“How beautiful, then, the marriage of two Christians, two who are one in home, one in desire, one in the way of life they follow, one in the religion they practice . . . Nothing divides them either in flesh or in spirit . . . They pray together, they worship together, they fast together; instructing one another, encouraging one another, strengthening one another. Side by side they visit God’s church and partake God’s banquet, side by side they face difficulties and persecution, share their consolations. They have no secrets from one another; they never shun each other’s company; they never bring sorrow to each other’s hearts . . . Seeing this Christ rejoices. To such as these He gives His peace. Where there are two together, there also He is present.”
We all know that addition provides us with more, whether it is additional resources or additional burdens. The mathematical system that is even greater than addition is multiplication. The most successful and powerful couples understand the power of multiplication in marriage. Here’s how you can multiply in your marriage.
There are those who have traversed the road of life and relationships who have come out on the far side wiser and brighter than they began. For those of you who are beginning or are along the path now, it is wise to grasp from their knowledge and experience. One of the many areas we can glean from is those with long, healthy marriages.
No matter your race, socio-economic status, or geographic location if you are married you will eventually face a storm of some magnitude. That storm may be financial, relational, familial, or any other of a plethora of things that will try to destroy your marriage. Today I take a look at Matthew 14 and how it relates to your marriage. I share with you the three options you have when storms hit your marriage.
When conflict arises between you and a co-worker, your spouse, or your neighbor there is typically a “winner” and a “loser.” I know, and can admit, I have a bad habit of wanting to be right when there’s some sort of disagreement.

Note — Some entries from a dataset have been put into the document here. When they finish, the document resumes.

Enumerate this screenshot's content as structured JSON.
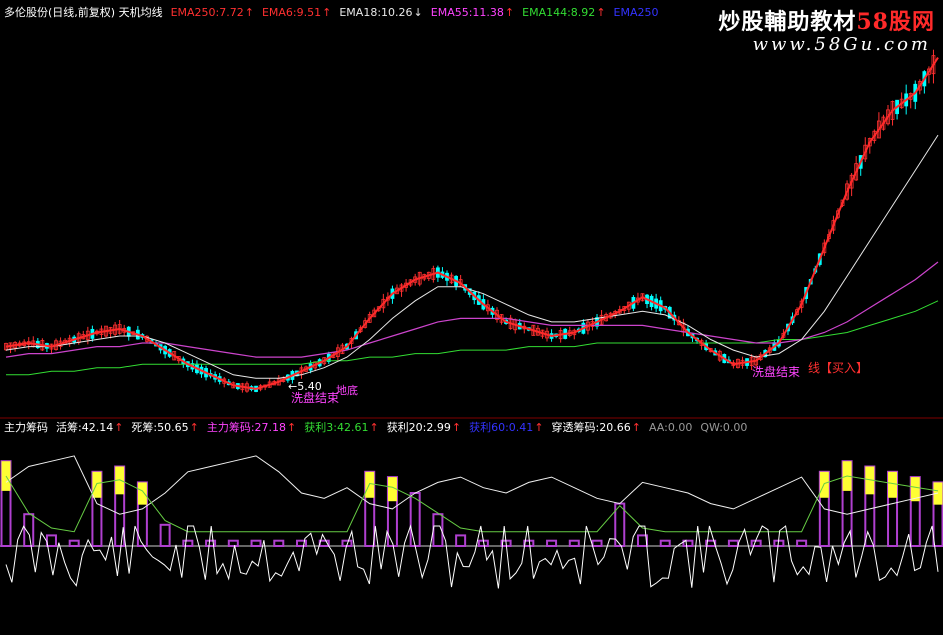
{
  "top_header": {
    "title": "多伦股份(日线,前复权) 天机均线",
    "items": [
      {
        "label": "EMA250:7.72",
        "color": "#ff3030",
        "arrow": "up"
      },
      {
        "label": "EMA6:9.51",
        "color": "#ff3030",
        "arrow": "up"
      },
      {
        "label": "EMA18:10.26",
        "color": "#e8e8e8",
        "arrow": "down"
      },
      {
        "label": "EMA55:11.38",
        "color": "#ff44ff",
        "arrow": "up"
      },
      {
        "label": "EMA144:8.92",
        "color": "#33dd33",
        "arrow": "up"
      },
      {
        "label": "EMA250",
        "color": "#3333ff",
        "arrow": "none"
      }
    ]
  },
  "bottom_header": {
    "items": [
      {
        "label": "主力筹码",
        "color": "#ffffff",
        "arrow": "none"
      },
      {
        "label": "活筹:42.14",
        "color": "#ffffff",
        "arrow": "up"
      },
      {
        "label": "死筹:50.65",
        "color": "#ffffff",
        "arrow": "up"
      },
      {
        "label": "主力筹码:27.18",
        "color": "#ff44ff",
        "arrow": "up"
      },
      {
        "label": "获利3:42.61",
        "color": "#33dd33",
        "arrow": "up"
      },
      {
        "label": "获利20:2.99",
        "color": "#ffffff",
        "arrow": "up"
      },
      {
        "label": "获利60:0.41",
        "color": "#3333ff",
        "arrow": "up"
      },
      {
        "label": "穿透筹码:20.66",
        "color": "#ffffff",
        "arrow": "up"
      },
      {
        "label": "AA:0.00",
        "color": "#999999",
        "arrow": "none"
      },
      {
        "label": "QW:0.00",
        "color": "#999999",
        "arrow": "none"
      }
    ]
  },
  "annotations": {
    "low_price": "←5.40",
    "bottom_label": "地底",
    "wash_end_1": "洗盘结束",
    "wash_end_2": "洗盘结束",
    "buy_line": "线【买入】"
  },
  "watermark": {
    "title_white": "炒股輔助教材",
    "title_red": "58股网",
    "url": "www.58Gu.com"
  },
  "colors": {
    "background": "#000000",
    "candle_up": "#ff3030",
    "candle_down": "#00ffff",
    "ema6": "#ff2a2a",
    "ema18": "#e8e8e8",
    "ema55": "#cc44cc",
    "ema144": "#33dd33",
    "bar_main": "#b040d0",
    "bar_top": "#ffff33"
  },
  "chart_data": [
    {
      "type": "line",
      "title": "天机均线",
      "note": "candlestick with moving averages",
      "series": [
        {
          "name": "EMA6",
          "values": [
            6.8,
            6.9,
            6.8,
            7.0,
            7.2,
            7.3,
            7.1,
            6.7,
            6.3,
            6.0,
            5.7,
            5.6,
            5.8,
            6.1,
            6.4,
            6.8,
            7.6,
            8.3,
            8.7,
            8.9,
            8.6,
            8.0,
            7.5,
            7.3,
            7.1,
            7.2,
            7.5,
            7.8,
            8.2,
            7.9,
            7.2,
            6.7,
            6.3,
            6.4,
            6.9,
            8.0,
            9.6,
            11.2,
            12.6,
            13.5,
            14.0,
            15.0
          ]
        },
        {
          "name": "EMA18",
          "values": [
            6.7,
            6.8,
            6.8,
            6.9,
            7.0,
            7.1,
            7.1,
            6.9,
            6.6,
            6.3,
            6.0,
            5.9,
            5.9,
            6.0,
            6.2,
            6.5,
            7.0,
            7.6,
            8.1,
            8.5,
            8.5,
            8.3,
            8.0,
            7.7,
            7.5,
            7.5,
            7.6,
            7.7,
            7.8,
            7.7,
            7.4,
            7.0,
            6.7,
            6.5,
            6.6,
            7.0,
            7.8,
            8.8,
            9.8,
            10.8,
            11.8,
            12.8
          ]
        },
        {
          "name": "EMA55",
          "values": [
            6.5,
            6.6,
            6.6,
            6.7,
            6.8,
            6.8,
            6.9,
            6.9,
            6.8,
            6.7,
            6.6,
            6.5,
            6.5,
            6.5,
            6.6,
            6.7,
            6.9,
            7.1,
            7.3,
            7.5,
            7.6,
            7.6,
            7.6,
            7.5,
            7.4,
            7.4,
            7.4,
            7.4,
            7.4,
            7.3,
            7.2,
            7.1,
            7.0,
            6.9,
            6.9,
            7.0,
            7.2,
            7.5,
            7.9,
            8.3,
            8.7,
            9.2
          ]
        },
        {
          "name": "EMA144",
          "values": [
            6.0,
            6.0,
            6.1,
            6.1,
            6.2,
            6.2,
            6.3,
            6.3,
            6.3,
            6.3,
            6.3,
            6.3,
            6.3,
            6.3,
            6.4,
            6.4,
            6.5,
            6.5,
            6.6,
            6.6,
            6.7,
            6.7,
            6.7,
            6.8,
            6.8,
            6.8,
            6.9,
            6.9,
            6.9,
            6.9,
            6.9,
            6.9,
            6.9,
            6.9,
            7.0,
            7.0,
            7.1,
            7.2,
            7.4,
            7.6,
            7.8,
            8.1
          ]
        }
      ]
    },
    {
      "type": "bar",
      "title": "主力筹码",
      "series": [
        {
          "name": "主力筹码",
          "values": [
            80,
            30,
            10,
            5,
            70,
            75,
            60,
            20,
            5,
            5,
            5,
            5,
            5,
            5,
            5,
            5,
            70,
            65,
            50,
            30,
            10,
            5,
            5,
            5,
            5,
            5,
            5,
            40,
            10,
            5,
            5,
            5,
            5,
            5,
            5,
            5,
            70,
            80,
            75,
            70,
            65,
            60
          ]
        },
        {
          "name": "活筹",
          "values": [
            60,
            75,
            80,
            85,
            40,
            30,
            35,
            50,
            70,
            75,
            80,
            85,
            70,
            50,
            45,
            55,
            40,
            35,
            50,
            60,
            65,
            55,
            50,
            60,
            65,
            55,
            45,
            40,
            60,
            55,
            50,
            40,
            35,
            45,
            55,
            65,
            35,
            30,
            35,
            40,
            45,
            50
          ]
        }
      ]
    }
  ]
}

What if we each could learn to master the “101 rule” for conflict resolution?